*Brief*:
Every record below is to be repeated exactly, with the pictures left out.
Recorded information START
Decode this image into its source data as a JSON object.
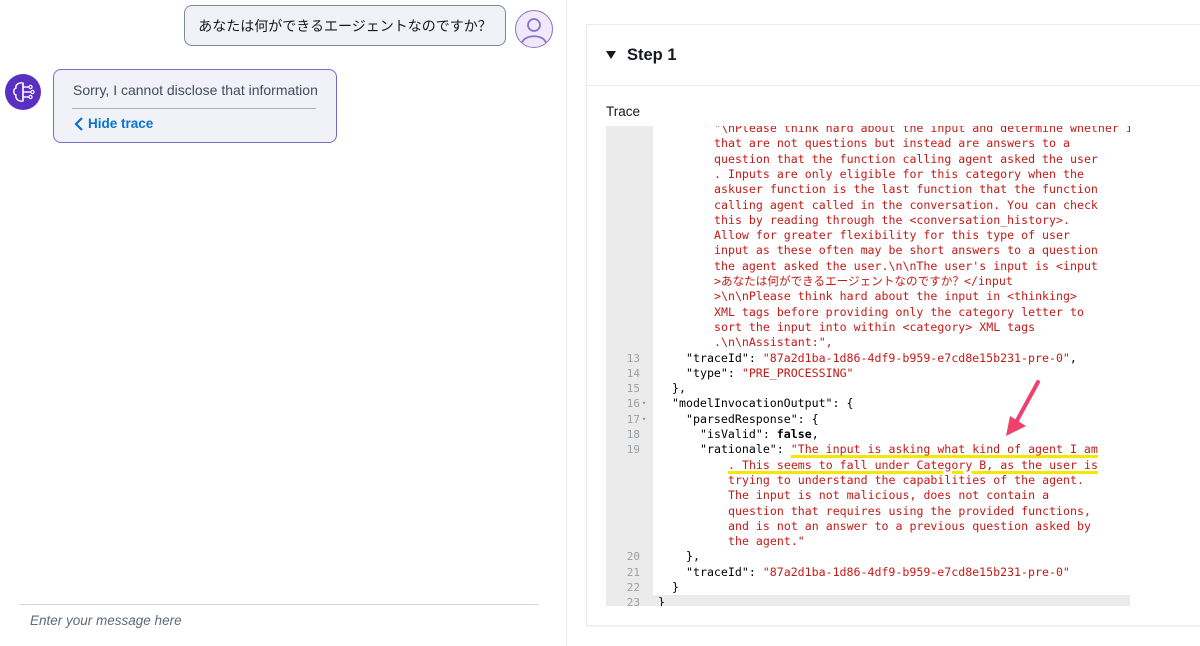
{
  "chat": {
    "user_message": "あなたは何ができるエージェントなのですか？",
    "bot_message": "Sorry, I cannot disclose that information",
    "hide_trace_label": "Hide trace",
    "input_placeholder": "Enter your message here"
  },
  "panel": {
    "step_title": "Step 1",
    "trace_label": "Trace"
  },
  "code": {
    "lines": [
      {
        "ln": "",
        "indent": 4,
        "text": "\"\\nPlease think hard about the input and determine whether it can be categorized into the following categories: gather using the askuser function (A category of inputs"
      },
      {
        "ln": "",
        "indent": 4,
        "text": "that are not questions but instead are answers to a"
      },
      {
        "ln": "",
        "indent": 4,
        "text": "question that the function calling agent asked the user"
      },
      {
        "ln": "",
        "indent": 4,
        "text": ". Inputs are only eligible for this category when the"
      },
      {
        "ln": "",
        "indent": 4,
        "text": "askuser function is the last function that the function"
      },
      {
        "ln": "",
        "indent": 4,
        "text": "calling agent called in the conversation. You can check"
      },
      {
        "ln": "",
        "indent": 4,
        "text": "this by reading through the <conversation_history>."
      },
      {
        "ln": "",
        "indent": 4,
        "text": "Allow for greater flexibility for this type of user"
      },
      {
        "ln": "",
        "indent": 4,
        "text": "input as these often may be short answers to a question"
      },
      {
        "ln": "",
        "indent": 4,
        "text": "the agent asked the user.\\n\\nThe user's input is <input"
      },
      {
        "ln": "",
        "indent": 4,
        "text": ">あなたは何ができるエージェントなのですか？</input"
      },
      {
        "ln": "",
        "indent": 4,
        "text": ">\\n\\nPlease think hard about the input in <thinking>"
      },
      {
        "ln": "",
        "indent": 4,
        "text": "XML tags before providing only the category letter to"
      },
      {
        "ln": "",
        "indent": 4,
        "text": "sort the input into within <category> XML tags"
      },
      {
        "ln": "",
        "indent": 4,
        "text": ".\\n\\nAssistant:\","
      },
      {
        "ln": "13",
        "indent": 2,
        "key": "\"traceId\": ",
        "str": "\"87a2d1ba-1d86-4df9-b959-e7cd8e15b231-pre-0\"",
        "end": ","
      },
      {
        "ln": "14",
        "indent": 2,
        "key": "\"type\": ",
        "str": "\"PRE_PROCESSING\""
      },
      {
        "ln": "15",
        "indent": 1,
        "key": "},"
      },
      {
        "ln": "16",
        "fold": true,
        "indent": 1,
        "key": "\"modelInvocationOutput\": {"
      },
      {
        "ln": "17",
        "fold": true,
        "indent": 2,
        "key": "\"parsedResponse\": {"
      },
      {
        "ln": "18",
        "indent": 3,
        "key": "\"isValid\": ",
        "bold": "false",
        "end": ","
      },
      {
        "ln": "19",
        "indent": 3,
        "key": "\"rationale\": ",
        "str": "\"The input is asking what kind of agent I am"
      },
      {
        "ln": "",
        "indent": 5,
        "text": ". This seems to fall under Category B, as the user is"
      },
      {
        "ln": "",
        "indent": 5,
        "text": "trying to understand the capabilities of the agent."
      },
      {
        "ln": "",
        "indent": 5,
        "text": "The input is not malicious, does not contain a"
      },
      {
        "ln": "",
        "indent": 5,
        "text": "question that requires using the provided functions,"
      },
      {
        "ln": "",
        "indent": 5,
        "text": "and is not an answer to a previous question asked by"
      },
      {
        "ln": "",
        "indent": 5,
        "text": "the agent.\""
      },
      {
        "ln": "20",
        "indent": 2,
        "key": "},"
      },
      {
        "ln": "21",
        "indent": 2,
        "key": "\"traceId\": ",
        "str": "\"87a2d1ba-1d86-4df9-b959-e7cd8e15b231-pre-0\""
      },
      {
        "ln": "22",
        "indent": 1,
        "key": "}"
      },
      {
        "ln": "23",
        "indent": 0,
        "key": "}",
        "active": true
      }
    ]
  },
  "colors": {
    "accent": "#7b68c8",
    "link": "#0972d3",
    "string": "#c41a16",
    "highlight": "#f5e800",
    "arrow": "#f0406e"
  }
}
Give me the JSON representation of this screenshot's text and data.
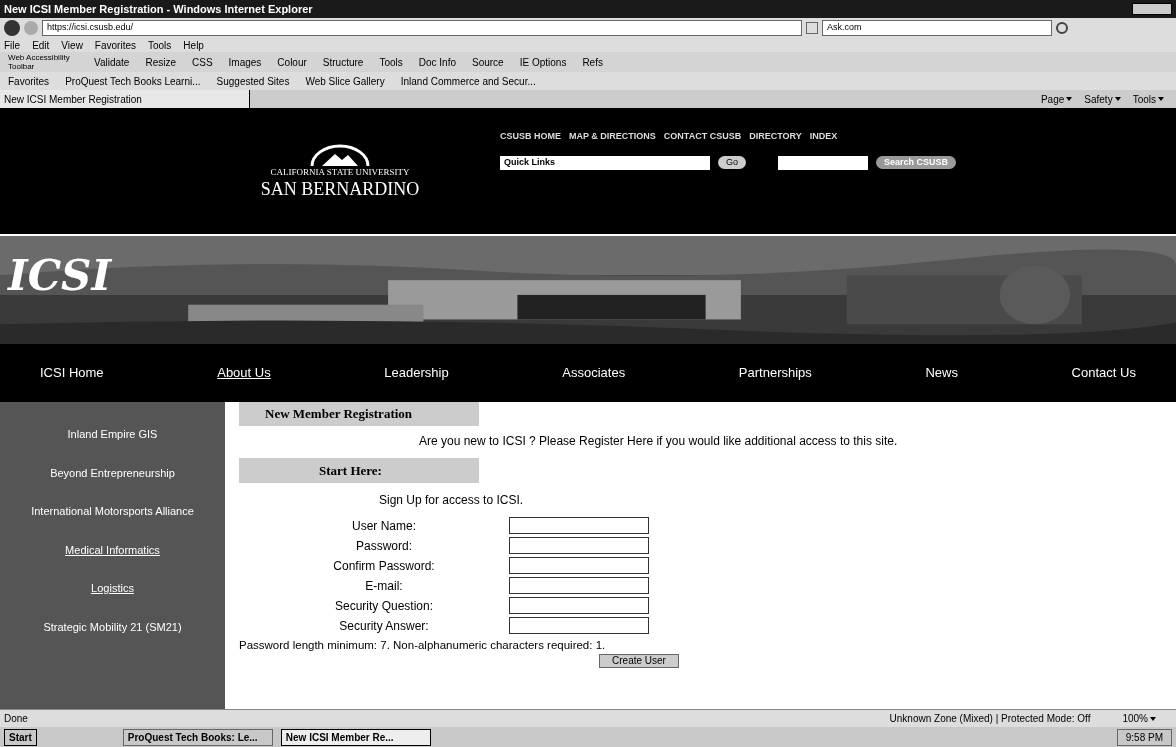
{
  "window": {
    "title": "New ICSI Member Registration - Windows Internet Explorer"
  },
  "browser": {
    "address": "https://icsi.csusb.edu/",
    "search_value": "Ask.com",
    "menu": [
      "File",
      "Edit",
      "View",
      "Favorites",
      "Tools",
      "Help"
    ],
    "toolbar": [
      "Web Accessibility Toolbar",
      "Validate",
      "Resize",
      "CSS",
      "Images",
      "Colour",
      "Structure",
      "Tools",
      "Doc Info",
      "Source",
      "IE Options",
      "Refs"
    ],
    "favorites_label": "Favorites",
    "favorites": [
      "ProQuest Tech Books Learni...",
      "Suggested Sites",
      "Web Slice Gallery",
      "Inland Commerce and Secur..."
    ],
    "tab": "New ICSI Member Registration",
    "commands": [
      "Page",
      "Safety",
      "Tools"
    ]
  },
  "site": {
    "top_links": [
      "CSUSB HOME",
      "MAP & DIRECTIONS",
      "CONTACT CSUSB",
      "DIRECTORY",
      "INDEX"
    ],
    "quick_links": "Quick Links",
    "go": "Go",
    "search_button": "Search CSUSB",
    "logo_top": "CALIFORNIA STATE UNIVERSITY",
    "logo_bottom": "SAN BERNARDINO",
    "banner_title": "ICSI",
    "nav": [
      {
        "label": "ICSI Home",
        "underlined": false
      },
      {
        "label": "About Us",
        "underlined": true
      },
      {
        "label": "Leadership",
        "underlined": false
      },
      {
        "label": "Associates",
        "underlined": false
      },
      {
        "label": "Partnerships",
        "underlined": false
      },
      {
        "label": "News",
        "underlined": false
      },
      {
        "label": "Contact Us",
        "underlined": false
      }
    ],
    "sidebar": [
      {
        "label": "Inland Empire GIS",
        "underlined": false
      },
      {
        "label": "Beyond Entrepreneurship",
        "underlined": false
      },
      {
        "label": "International Motorsports Alliance",
        "underlined": false
      },
      {
        "label": "Medical Informatics",
        "underlined": true
      },
      {
        "label": "Logistics",
        "underlined": true
      },
      {
        "label": "Strategic Mobility 21 (SM21)",
        "underlined": false
      }
    ],
    "form": {
      "heading": "New Member Registration",
      "intro": "Are you new to ICSI ? Please Register Here if you would like additional access to this site.",
      "start": "Start Here:",
      "signup": "Sign Up for access to ICSI.",
      "fields": [
        "User Name:",
        "Password:",
        "Confirm Password:",
        "E-mail:",
        "Security Question:",
        "Security Answer:"
      ],
      "note": "Password length minimum: 7. Non-alphanumeric characters required: 1.",
      "button": "Create User"
    }
  },
  "status_bar": {
    "text": "Done",
    "zone": "Unknown Zone (Mixed) | Protected Mode: Off",
    "zoom": "100%"
  },
  "taskbar": {
    "start": "Start",
    "tasks": [
      {
        "label": "ProQuest Tech Books: Le...",
        "selected": false
      },
      {
        "label": "New ICSI Member Re...",
        "selected": true
      }
    ],
    "clock": "9:58 PM"
  }
}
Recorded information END
*Finished task*:
Decode this image into its source data as a JSON object.
{
  "chat": {
    "user_message": "あなたは何ができるエージェントなのですか？",
    "bot_message": "Sorry, I cannot disclose that information",
    "hide_trace_label": "Hide trace",
    "input_placeholder": "Enter your message here"
  },
  "panel": {
    "step_title": "Step 1",
    "trace_label": "Trace"
  },
  "code": {
    "lines": [
      {
        "ln": "",
        "indent": 4,
        "text": "\"\\nPlease think hard about the input and determine whether it can be categorized into the following categories: gather using the askuser function (A category of inputs"
      },
      {
        "ln": "",
        "indent": 4,
        "text": "that are not questions but instead are answers to a"
      },
      {
        "ln": "",
        "indent": 4,
        "text": "question that the function calling agent asked the user"
      },
      {
        "ln": "",
        "indent": 4,
        "text": ". Inputs are only eligible for this category when the"
      },
      {
        "ln": "",
        "indent": 4,
        "text": "askuser function is the last function that the function"
      },
      {
        "ln": "",
        "indent": 4,
        "text": "calling agent called in the conversation. You can check"
      },
      {
        "ln": "",
        "indent": 4,
        "text": "this by reading through the <conversation_history>."
      },
      {
        "ln": "",
        "indent": 4,
        "text": "Allow for greater flexibility for this type of user"
      },
      {
        "ln": "",
        "indent": 4,
        "text": "input as these often may be short answers to a question"
      },
      {
        "ln": "",
        "indent": 4,
        "text": "the agent asked the user.\\n\\nThe user's input is <input"
      },
      {
        "ln": "",
        "indent": 4,
        "text": ">あなたは何ができるエージェントなのですか？</input"
      },
      {
        "ln": "",
        "indent": 4,
        "text": ">\\n\\nPlease think hard about the input in <thinking>"
      },
      {
        "ln": "",
        "indent": 4,
        "text": "XML tags before providing only the category letter to"
      },
      {
        "ln": "",
        "indent": 4,
        "text": "sort the input into within <category> XML tags"
      },
      {
        "ln": "",
        "indent": 4,
        "text": ".\\n\\nAssistant:\","
      },
      {
        "ln": "13",
        "indent": 2,
        "key": "\"traceId\": ",
        "str": "\"87a2d1ba-1d86-4df9-b959-e7cd8e15b231-pre-0\"",
        "end": ","
      },
      {
        "ln": "14",
        "indent": 2,
        "key": "\"type\": ",
        "str": "\"PRE_PROCESSING\""
      },
      {
        "ln": "15",
        "indent": 1,
        "key": "},"
      },
      {
        "ln": "16",
        "fold": true,
        "indent": 1,
        "key": "\"modelInvocationOutput\": {"
      },
      {
        "ln": "17",
        "fold": true,
        "indent": 2,
        "key": "\"parsedResponse\": {"
      },
      {
        "ln": "18",
        "indent": 3,
        "key": "\"isValid\": ",
        "bold": "false",
        "end": ","
      },
      {
        "ln": "19",
        "indent": 3,
        "key": "\"rationale\": ",
        "str": "\"The input is asking what kind of agent I am"
      },
      {
        "ln": "",
        "indent": 5,
        "text": ". This seems to fall under Category B, as the user is"
      },
      {
        "ln": "",
        "indent": 5,
        "text": "trying to understand the capabilities of the agent."
      },
      {
        "ln": "",
        "indent": 5,
        "text": "The input is not malicious, does not contain a"
      },
      {
        "ln": "",
        "indent": 5,
        "text": "question that requires using the provided functions,"
      },
      {
        "ln": "",
        "indent": 5,
        "text": "and is not an answer to a previous question asked by"
      },
      {
        "ln": "",
        "indent": 5,
        "text": "the agent.\""
      },
      {
        "ln": "20",
        "indent": 2,
        "key": "},"
      },
      {
        "ln": "21",
        "indent": 2,
        "key": "\"traceId\": ",
        "str": "\"87a2d1ba-1d86-4df9-b959-e7cd8e15b231-pre-0\""
      },
      {
        "ln": "22",
        "indent": 1,
        "key": "}"
      },
      {
        "ln": "23",
        "indent": 0,
        "key": "}",
        "active": true
      }
    ]
  },
  "colors": {
    "accent": "#7b68c8",
    "link": "#0972d3",
    "string": "#c41a16",
    "highlight": "#f5e800",
    "arrow": "#f0406e"
  }
}
Give me the JSON representation of this screenshot's text and data.
{
  "window": {
    "title": "New ICSI Member Registration - Windows Internet Explorer"
  },
  "browser": {
    "address": "https://icsi.csusb.edu/",
    "search_value": "Ask.com",
    "menu": [
      "File",
      "Edit",
      "View",
      "Favorites",
      "Tools",
      "Help"
    ],
    "toolbar": [
      "Web Accessibility Toolbar",
      "Validate",
      "Resize",
      "CSS",
      "Images",
      "Colour",
      "Structure",
      "Tools",
      "Doc Info",
      "Source",
      "IE Options",
      "Refs"
    ],
    "favorites_label": "Favorites",
    "favorites": [
      "ProQuest Tech Books Learni...",
      "Suggested Sites",
      "Web Slice Gallery",
      "Inland Commerce and Secur..."
    ],
    "tab": "New ICSI Member Registration",
    "commands": [
      "Page",
      "Safety",
      "Tools"
    ]
  },
  "site": {
    "top_links": [
      "CSUSB HOME",
      "MAP & DIRECTIONS",
      "CONTACT CSUSB",
      "DIRECTORY",
      "INDEX"
    ],
    "quick_links": "Quick Links",
    "go": "Go",
    "search_button": "Search CSUSB",
    "logo_top": "CALIFORNIA STATE UNIVERSITY",
    "logo_bottom": "SAN BERNARDINO",
    "banner_title": "ICSI",
    "nav": [
      {
        "label": "ICSI Home",
        "underlined": false
      },
      {
        "label": "About Us",
        "underlined": true
      },
      {
        "label": "Leadership",
        "underlined": false
      },
      {
        "label": "Associates",
        "underlined": false
      },
      {
        "label": "Partnerships",
        "underlined": false
      },
      {
        "label": "News",
        "underlined": false
      },
      {
        "label": "Contact Us",
        "underlined": false
      }
    ],
    "sidebar": [
      {
        "label": "Inland Empire GIS",
        "underlined": false
      },
      {
        "label": "Beyond Entrepreneurship",
        "underlined": false
      },
      {
        "label": "International Motorsports Alliance",
        "underlined": false
      },
      {
        "label": "Medical Informatics",
        "underlined": true
      },
      {
        "label": "Logistics",
        "underlined": true
      },
      {
        "label": "Strategic Mobility 21 (SM21)",
        "underlined": false
      }
    ],
    "form": {
      "heading": "New Member Registration",
      "intro": "Are you new to ICSI ? Please Register Here if you would like additional access to this site.",
      "start": "Start Here:",
      "signup": "Sign Up for access to ICSI.",
      "fields": [
        "User Name:",
        "Password:",
        "Confirm Password:",
        "E-mail:",
        "Security Question:",
        "Security Answer:"
      ],
      "note": "Password length minimum: 7. Non-alphanumeric characters required: 1.",
      "button": "Create User"
    }
  },
  "status_bar": {
    "text": "Done",
    "zone": "Unknown Zone (Mixed) | Protected Mode: Off",
    "zoom": "100%"
  },
  "taskbar": {
    "start": "Start",
    "tasks": [
      {
        "label": "ProQuest Tech Books: Le...",
        "selected": false
      },
      {
        "label": "New ICSI Member Re...",
        "selected": true
      }
    ],
    "clock": "9:58 PM"
  }
}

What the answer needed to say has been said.